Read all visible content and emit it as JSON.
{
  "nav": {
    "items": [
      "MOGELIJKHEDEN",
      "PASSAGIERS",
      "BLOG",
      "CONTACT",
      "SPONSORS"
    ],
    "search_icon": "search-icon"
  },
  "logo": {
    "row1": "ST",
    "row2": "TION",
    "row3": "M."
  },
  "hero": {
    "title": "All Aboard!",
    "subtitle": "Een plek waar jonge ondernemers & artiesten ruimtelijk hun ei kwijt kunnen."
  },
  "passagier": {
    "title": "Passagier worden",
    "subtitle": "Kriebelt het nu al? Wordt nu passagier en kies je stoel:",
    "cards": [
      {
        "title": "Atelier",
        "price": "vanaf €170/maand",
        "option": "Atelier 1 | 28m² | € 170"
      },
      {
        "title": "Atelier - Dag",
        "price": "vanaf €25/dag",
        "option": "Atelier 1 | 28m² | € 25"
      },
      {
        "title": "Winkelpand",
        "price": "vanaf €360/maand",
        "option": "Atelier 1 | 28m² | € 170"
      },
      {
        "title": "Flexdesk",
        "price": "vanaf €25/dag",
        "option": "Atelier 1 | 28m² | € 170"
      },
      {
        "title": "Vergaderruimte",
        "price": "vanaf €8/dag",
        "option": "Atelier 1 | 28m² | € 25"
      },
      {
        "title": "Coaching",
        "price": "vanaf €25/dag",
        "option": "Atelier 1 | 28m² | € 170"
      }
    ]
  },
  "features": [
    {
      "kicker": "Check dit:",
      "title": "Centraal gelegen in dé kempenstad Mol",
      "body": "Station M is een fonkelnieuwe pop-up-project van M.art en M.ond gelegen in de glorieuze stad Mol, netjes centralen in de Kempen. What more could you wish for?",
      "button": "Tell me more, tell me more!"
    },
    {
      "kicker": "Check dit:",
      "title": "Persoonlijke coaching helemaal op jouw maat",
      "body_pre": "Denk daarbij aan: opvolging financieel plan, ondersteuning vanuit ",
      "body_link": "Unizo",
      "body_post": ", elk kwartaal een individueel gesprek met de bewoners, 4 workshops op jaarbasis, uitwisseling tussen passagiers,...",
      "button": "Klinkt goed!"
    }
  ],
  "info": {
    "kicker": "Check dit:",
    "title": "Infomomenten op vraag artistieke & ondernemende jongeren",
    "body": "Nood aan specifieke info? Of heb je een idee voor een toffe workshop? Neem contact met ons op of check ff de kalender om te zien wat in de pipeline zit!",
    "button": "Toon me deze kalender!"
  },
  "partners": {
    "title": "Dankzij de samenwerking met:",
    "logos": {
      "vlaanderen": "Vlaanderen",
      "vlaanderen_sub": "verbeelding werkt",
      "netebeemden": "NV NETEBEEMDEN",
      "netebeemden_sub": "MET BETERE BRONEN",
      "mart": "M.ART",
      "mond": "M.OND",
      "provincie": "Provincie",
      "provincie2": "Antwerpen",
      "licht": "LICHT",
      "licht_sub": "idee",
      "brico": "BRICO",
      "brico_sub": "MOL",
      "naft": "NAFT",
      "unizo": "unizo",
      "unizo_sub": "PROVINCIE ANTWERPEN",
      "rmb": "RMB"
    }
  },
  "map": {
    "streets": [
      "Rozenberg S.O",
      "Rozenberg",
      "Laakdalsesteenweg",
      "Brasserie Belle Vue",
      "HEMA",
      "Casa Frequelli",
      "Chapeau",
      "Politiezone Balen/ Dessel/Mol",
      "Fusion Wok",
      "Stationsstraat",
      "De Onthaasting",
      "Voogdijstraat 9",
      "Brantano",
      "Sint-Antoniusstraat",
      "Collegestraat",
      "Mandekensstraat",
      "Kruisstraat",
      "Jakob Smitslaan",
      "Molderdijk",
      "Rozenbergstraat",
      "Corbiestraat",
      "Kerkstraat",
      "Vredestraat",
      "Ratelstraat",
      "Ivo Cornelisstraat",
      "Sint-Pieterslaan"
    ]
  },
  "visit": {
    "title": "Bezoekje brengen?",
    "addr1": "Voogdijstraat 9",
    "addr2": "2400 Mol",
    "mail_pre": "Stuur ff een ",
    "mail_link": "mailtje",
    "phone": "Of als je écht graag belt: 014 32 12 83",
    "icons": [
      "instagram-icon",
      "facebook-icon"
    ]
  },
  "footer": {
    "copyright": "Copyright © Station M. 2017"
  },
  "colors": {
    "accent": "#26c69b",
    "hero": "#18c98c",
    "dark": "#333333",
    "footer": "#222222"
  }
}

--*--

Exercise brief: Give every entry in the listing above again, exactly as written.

Written answer:
Read all visible content and emit it as JSON.
{
  "nav": {
    "items": [
      "MOGELIJKHEDEN",
      "PASSAGIERS",
      "BLOG",
      "CONTACT",
      "SPONSORS"
    ],
    "search_icon": "search-icon"
  },
  "logo": {
    "row1": "ST",
    "row2": "TION",
    "row3": "M."
  },
  "hero": {
    "title": "All Aboard!",
    "subtitle": "Een plek waar jonge ondernemers & artiesten ruimtelijk hun ei kwijt kunnen."
  },
  "passagier": {
    "title": "Passagier worden",
    "subtitle": "Kriebelt het nu al? Wordt nu passagier en kies je stoel:",
    "cards": [
      {
        "title": "Atelier",
        "price": "vanaf €170/maand",
        "option": "Atelier 1 | 28m² | € 170"
      },
      {
        "title": "Atelier - Dag",
        "price": "vanaf €25/dag",
        "option": "Atelier 1 | 28m² | € 25"
      },
      {
        "title": "Winkelpand",
        "price": "vanaf €360/maand",
        "option": "Atelier 1 | 28m² | € 170"
      },
      {
        "title": "Flexdesk",
        "price": "vanaf €25/dag",
        "option": "Atelier 1 | 28m² | € 170"
      },
      {
        "title": "Vergaderruimte",
        "price": "vanaf €8/dag",
        "option": "Atelier 1 | 28m² | € 25"
      },
      {
        "title": "Coaching",
        "price": "vanaf €25/dag",
        "option": "Atelier 1 | 28m² | € 170"
      }
    ]
  },
  "features": [
    {
      "kicker": "Check dit:",
      "title": "Centraal gelegen in dé kempenstad Mol",
      "body": "Station M is een fonkelnieuwe pop-up-project van M.art en M.ond gelegen in de glorieuze stad Mol, netjes centralen in de Kempen. What more could you wish for?",
      "button": "Tell me more, tell me more!"
    },
    {
      "kicker": "Check dit:",
      "title": "Persoonlijke coaching helemaal op jouw maat",
      "body_pre": "Denk daarbij aan: opvolging financieel plan, ondersteuning vanuit ",
      "body_link": "Unizo",
      "body_post": ", elk kwartaal een individueel gesprek met de bewoners, 4 workshops op jaarbasis, uitwisseling tussen passagiers,...",
      "button": "Klinkt goed!"
    }
  ],
  "info": {
    "kicker": "Check dit:",
    "title": "Infomomenten op vraag artistieke & ondernemende jongeren",
    "body": "Nood aan specifieke info? Of heb je een idee voor een toffe workshop? Neem contact met ons op of check ff de kalender om te zien wat in de pipeline zit!",
    "button": "Toon me deze kalender!"
  },
  "partners": {
    "title": "Dankzij de samenwerking met:",
    "logos": {
      "vlaanderen": "Vlaanderen",
      "vlaanderen_sub": "verbeelding werkt",
      "netebeemden": "NV NETEBEEMDEN",
      "netebeemden_sub": "MET BETERE BRONEN",
      "mart": "M.ART",
      "mond": "M.OND",
      "provincie": "Provincie",
      "provincie2": "Antwerpen",
      "licht": "LICHT",
      "licht_sub": "idee",
      "brico": "BRICO",
      "brico_sub": "MOL",
      "naft": "NAFT",
      "unizo": "unizo",
      "unizo_sub": "PROVINCIE ANTWERPEN",
      "rmb": "RMB"
    }
  },
  "map": {
    "streets": [
      "Rozenberg S.O",
      "Rozenberg",
      "Laakdalsesteenweg",
      "Brasserie Belle Vue",
      "HEMA",
      "Casa Frequelli",
      "Chapeau",
      "Politiezone Balen/ Dessel/Mol",
      "Fusion Wok",
      "Stationsstraat",
      "De Onthaasting",
      "Voogdijstraat 9",
      "Brantano",
      "Sint-Antoniusstraat",
      "Collegestraat",
      "Mandekensstraat",
      "Kruisstraat",
      "Jakob Smitslaan",
      "Molderdijk",
      "Rozenbergstraat",
      "Corbiestraat",
      "Kerkstraat",
      "Vredestraat",
      "Ratelstraat",
      "Ivo Cornelisstraat",
      "Sint-Pieterslaan"
    ]
  },
  "visit": {
    "title": "Bezoekje brengen?",
    "addr1": "Voogdijstraat 9",
    "addr2": "2400 Mol",
    "mail_pre": "Stuur ff een ",
    "mail_link": "mailtje",
    "phone": "Of als je écht graag belt: 014 32 12 83",
    "icons": [
      "instagram-icon",
      "facebook-icon"
    ]
  },
  "footer": {
    "copyright": "Copyright © Station M. 2017"
  },
  "colors": {
    "accent": "#26c69b",
    "hero": "#18c98c",
    "dark": "#333333",
    "footer": "#222222"
  }
}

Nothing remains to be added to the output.